►

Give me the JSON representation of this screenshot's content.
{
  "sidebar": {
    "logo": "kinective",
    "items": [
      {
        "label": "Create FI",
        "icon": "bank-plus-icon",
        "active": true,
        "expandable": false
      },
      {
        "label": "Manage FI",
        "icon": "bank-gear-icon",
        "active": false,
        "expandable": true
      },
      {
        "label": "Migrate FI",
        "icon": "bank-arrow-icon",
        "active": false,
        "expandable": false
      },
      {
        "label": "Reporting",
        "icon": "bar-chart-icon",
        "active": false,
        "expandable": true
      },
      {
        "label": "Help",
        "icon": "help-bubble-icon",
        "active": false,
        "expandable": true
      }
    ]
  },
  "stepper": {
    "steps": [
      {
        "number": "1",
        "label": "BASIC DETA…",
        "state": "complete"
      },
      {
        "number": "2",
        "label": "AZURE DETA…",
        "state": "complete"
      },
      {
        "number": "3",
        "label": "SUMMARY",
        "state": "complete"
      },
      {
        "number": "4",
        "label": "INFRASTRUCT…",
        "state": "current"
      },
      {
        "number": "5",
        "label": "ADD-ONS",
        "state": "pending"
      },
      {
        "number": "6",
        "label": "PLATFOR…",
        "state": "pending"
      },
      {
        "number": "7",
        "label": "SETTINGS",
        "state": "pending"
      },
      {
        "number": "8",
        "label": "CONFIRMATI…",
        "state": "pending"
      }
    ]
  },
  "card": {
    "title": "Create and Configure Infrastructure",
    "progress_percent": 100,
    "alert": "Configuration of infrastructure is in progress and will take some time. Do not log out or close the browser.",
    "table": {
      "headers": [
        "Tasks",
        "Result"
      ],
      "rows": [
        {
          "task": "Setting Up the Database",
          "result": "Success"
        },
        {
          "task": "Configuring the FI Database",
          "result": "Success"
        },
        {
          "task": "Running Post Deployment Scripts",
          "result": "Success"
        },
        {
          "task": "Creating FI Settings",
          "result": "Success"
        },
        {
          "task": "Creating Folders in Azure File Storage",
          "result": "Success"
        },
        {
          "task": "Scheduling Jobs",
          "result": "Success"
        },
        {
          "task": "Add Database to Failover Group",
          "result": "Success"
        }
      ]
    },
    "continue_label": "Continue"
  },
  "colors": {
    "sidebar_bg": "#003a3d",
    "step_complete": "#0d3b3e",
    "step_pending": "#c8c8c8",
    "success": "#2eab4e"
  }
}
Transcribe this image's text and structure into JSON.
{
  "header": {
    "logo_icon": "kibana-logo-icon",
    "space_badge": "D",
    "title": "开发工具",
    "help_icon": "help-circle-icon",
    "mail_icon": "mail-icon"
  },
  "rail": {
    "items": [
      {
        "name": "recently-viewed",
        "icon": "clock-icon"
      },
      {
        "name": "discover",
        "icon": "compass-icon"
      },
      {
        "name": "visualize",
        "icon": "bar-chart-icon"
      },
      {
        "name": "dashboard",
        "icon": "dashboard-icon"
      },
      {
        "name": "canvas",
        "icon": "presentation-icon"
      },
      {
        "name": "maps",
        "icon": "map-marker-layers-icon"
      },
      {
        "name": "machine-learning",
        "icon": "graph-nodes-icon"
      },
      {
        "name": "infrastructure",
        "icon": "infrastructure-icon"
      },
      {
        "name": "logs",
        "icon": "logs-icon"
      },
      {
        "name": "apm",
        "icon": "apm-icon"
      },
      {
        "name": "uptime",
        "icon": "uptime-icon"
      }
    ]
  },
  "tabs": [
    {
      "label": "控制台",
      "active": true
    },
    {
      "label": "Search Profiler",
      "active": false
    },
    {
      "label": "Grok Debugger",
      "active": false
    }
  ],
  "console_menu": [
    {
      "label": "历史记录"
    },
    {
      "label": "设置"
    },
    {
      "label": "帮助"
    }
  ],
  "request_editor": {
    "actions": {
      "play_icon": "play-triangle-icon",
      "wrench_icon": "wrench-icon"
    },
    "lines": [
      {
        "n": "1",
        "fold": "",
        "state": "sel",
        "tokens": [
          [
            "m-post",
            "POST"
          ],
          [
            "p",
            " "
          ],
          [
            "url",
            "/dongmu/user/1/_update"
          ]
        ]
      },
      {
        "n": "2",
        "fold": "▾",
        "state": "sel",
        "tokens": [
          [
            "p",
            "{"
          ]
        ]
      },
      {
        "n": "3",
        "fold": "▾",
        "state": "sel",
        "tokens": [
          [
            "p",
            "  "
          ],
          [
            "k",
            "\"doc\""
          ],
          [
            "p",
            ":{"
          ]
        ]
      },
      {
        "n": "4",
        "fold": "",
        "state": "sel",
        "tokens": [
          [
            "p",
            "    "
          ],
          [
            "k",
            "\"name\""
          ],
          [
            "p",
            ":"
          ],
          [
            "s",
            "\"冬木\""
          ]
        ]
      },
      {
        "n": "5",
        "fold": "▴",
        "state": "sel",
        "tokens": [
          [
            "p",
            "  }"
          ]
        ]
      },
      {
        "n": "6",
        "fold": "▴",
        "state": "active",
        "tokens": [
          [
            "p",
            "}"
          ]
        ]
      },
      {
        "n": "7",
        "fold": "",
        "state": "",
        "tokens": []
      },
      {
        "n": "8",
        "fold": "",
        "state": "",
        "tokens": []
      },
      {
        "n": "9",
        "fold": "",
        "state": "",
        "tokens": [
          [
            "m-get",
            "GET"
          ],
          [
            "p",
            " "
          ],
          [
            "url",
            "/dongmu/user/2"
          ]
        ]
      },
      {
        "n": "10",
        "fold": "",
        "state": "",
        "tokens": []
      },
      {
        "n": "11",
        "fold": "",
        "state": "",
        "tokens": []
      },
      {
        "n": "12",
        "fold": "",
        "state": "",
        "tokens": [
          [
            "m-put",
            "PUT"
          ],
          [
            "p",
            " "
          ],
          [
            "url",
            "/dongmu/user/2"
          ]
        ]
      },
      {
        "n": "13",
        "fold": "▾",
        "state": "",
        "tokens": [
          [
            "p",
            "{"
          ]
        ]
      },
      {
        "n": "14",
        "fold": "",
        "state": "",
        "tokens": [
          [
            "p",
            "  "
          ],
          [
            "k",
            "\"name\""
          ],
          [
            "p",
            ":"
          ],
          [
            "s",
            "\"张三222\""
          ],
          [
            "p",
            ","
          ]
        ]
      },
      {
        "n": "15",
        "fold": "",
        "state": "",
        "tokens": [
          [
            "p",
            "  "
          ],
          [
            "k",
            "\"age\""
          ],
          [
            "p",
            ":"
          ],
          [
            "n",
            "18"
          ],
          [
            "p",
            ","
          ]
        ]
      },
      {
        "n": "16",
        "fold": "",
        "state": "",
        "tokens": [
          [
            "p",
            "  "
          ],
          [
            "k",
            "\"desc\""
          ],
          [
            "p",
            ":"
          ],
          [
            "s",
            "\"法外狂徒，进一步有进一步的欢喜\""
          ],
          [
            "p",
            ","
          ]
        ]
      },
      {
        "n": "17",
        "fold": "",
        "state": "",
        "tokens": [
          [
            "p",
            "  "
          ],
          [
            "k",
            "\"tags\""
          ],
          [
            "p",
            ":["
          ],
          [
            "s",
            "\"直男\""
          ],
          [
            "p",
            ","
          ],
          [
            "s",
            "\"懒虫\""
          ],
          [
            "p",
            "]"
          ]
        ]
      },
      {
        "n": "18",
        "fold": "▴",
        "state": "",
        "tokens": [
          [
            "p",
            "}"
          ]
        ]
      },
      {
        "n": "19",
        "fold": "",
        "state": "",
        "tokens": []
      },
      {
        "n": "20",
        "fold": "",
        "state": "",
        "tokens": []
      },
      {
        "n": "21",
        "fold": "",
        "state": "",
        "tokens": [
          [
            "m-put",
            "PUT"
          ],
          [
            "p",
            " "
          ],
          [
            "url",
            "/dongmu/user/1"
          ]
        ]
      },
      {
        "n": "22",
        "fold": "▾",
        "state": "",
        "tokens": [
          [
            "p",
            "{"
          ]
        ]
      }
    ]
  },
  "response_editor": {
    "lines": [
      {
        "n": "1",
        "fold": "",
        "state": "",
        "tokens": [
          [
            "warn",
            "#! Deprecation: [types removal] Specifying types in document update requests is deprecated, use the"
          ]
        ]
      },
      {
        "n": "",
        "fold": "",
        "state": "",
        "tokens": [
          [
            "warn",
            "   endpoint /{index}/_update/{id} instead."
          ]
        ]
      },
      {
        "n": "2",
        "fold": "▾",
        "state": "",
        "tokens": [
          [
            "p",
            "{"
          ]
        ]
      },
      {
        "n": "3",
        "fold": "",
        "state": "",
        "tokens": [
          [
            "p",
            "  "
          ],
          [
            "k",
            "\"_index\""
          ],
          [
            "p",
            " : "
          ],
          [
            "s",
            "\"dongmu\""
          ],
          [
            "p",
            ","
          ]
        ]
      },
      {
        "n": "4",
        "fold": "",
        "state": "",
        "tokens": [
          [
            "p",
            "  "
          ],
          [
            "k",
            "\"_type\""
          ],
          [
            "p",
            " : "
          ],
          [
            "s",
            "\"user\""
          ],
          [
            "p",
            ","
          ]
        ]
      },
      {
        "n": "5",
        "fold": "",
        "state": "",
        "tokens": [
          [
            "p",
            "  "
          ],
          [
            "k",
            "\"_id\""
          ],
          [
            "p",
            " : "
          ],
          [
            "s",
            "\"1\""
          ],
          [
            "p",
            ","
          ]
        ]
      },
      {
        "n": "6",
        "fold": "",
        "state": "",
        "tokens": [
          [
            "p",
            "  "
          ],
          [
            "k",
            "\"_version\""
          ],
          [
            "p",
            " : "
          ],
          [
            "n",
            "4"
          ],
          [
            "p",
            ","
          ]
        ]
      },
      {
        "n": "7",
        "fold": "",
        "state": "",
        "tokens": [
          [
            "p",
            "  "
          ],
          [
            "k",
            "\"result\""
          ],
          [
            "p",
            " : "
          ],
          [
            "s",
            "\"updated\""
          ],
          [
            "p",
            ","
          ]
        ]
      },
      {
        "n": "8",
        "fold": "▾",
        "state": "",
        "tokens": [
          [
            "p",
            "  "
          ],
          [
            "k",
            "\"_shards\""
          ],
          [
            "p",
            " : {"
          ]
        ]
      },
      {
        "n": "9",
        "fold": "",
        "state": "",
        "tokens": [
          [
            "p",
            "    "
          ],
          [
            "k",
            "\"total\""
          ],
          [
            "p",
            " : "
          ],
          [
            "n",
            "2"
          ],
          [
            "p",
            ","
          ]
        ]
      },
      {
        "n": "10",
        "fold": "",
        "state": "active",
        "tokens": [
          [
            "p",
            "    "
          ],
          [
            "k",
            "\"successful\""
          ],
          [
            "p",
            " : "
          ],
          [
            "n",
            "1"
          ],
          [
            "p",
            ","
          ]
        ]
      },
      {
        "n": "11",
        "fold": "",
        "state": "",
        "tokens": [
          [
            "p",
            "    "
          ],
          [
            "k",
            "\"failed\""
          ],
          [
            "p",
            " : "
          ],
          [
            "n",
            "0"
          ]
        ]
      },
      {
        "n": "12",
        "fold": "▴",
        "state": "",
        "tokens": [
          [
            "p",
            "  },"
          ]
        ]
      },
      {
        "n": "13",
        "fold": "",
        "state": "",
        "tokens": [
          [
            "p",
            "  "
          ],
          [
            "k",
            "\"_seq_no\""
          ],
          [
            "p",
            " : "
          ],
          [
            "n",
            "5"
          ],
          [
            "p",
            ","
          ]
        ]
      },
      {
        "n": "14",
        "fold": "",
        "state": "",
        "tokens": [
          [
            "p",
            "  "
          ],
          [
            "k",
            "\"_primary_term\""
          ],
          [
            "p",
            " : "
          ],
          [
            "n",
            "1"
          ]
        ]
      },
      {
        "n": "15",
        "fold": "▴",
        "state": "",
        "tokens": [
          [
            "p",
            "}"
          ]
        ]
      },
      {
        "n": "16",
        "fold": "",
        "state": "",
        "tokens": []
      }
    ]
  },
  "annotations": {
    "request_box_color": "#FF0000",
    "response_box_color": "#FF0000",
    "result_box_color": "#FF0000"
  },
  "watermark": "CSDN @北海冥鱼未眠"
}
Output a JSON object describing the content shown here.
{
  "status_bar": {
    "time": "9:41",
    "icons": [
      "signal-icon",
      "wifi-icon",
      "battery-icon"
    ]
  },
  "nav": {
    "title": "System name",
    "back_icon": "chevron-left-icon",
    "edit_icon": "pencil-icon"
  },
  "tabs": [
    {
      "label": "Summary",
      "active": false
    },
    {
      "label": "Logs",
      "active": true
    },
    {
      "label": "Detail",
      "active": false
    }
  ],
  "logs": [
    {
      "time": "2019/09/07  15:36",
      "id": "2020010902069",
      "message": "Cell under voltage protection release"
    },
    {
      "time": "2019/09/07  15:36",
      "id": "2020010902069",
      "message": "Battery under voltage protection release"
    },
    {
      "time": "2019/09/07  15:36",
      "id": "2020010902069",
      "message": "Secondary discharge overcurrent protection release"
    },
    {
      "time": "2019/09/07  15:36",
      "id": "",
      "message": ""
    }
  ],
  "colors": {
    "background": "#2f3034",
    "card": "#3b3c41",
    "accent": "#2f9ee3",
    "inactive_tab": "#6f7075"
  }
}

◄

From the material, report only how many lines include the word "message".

4